By Evan Ackerman
I knew it all along! The US Army is working on flying saucer technology! I just wouldn’t have predicted it to be a British import… Apparently the army has awarded a contract to a British firm JLN Labs to develop a machine that can demonstrate the ability to “hover close to its control-ground station, providing a surveillance capability for convoys, security force bases and other roles.” The design is pretty innovative, based on an aeronautical principle called the Coanda Effect.
Video, explanation and links, after the jump.
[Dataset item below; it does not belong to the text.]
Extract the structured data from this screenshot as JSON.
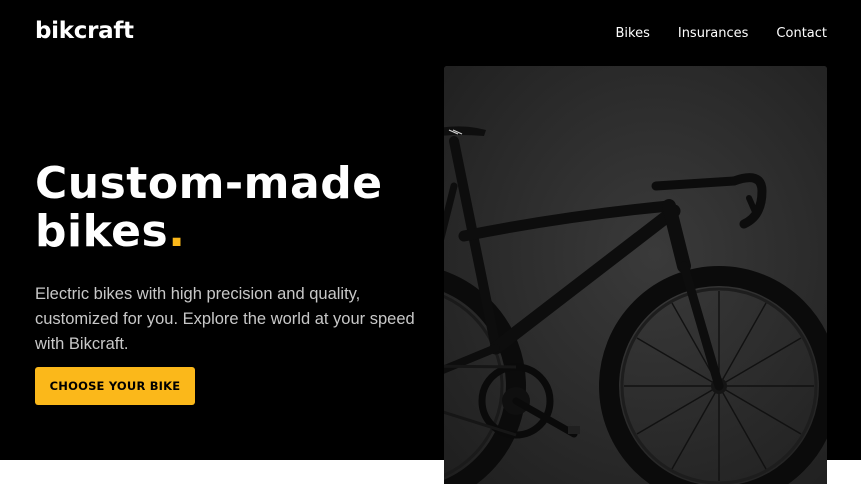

Basically, the Coanda Effect is the tendency of a fluid (air included) to stick to a curved surface, so that a small propeller can be mounted above a larger body, with the lift created by the propeller flowing around the body and thrusting down to provide lift. Adjustable fins on the side of the craft allow control. Currently, the large saucer is about 4ft in diameter, and designers are concentrating on optimizing the power, payload, and control system. Check out the video below:
So, you may be wondering how this is different from a $40 RC helicopter… In a nutshell, the big advantage is that it’s powered and controllable with an enclosed propeller that’s smaller than the diameter of the craft itself, meaning that it can be flown safely indoors and is resilient to crashing into walls and things (which is a big problem for indoor reconnaissance UAVs). Plus, no more accidental decapitations.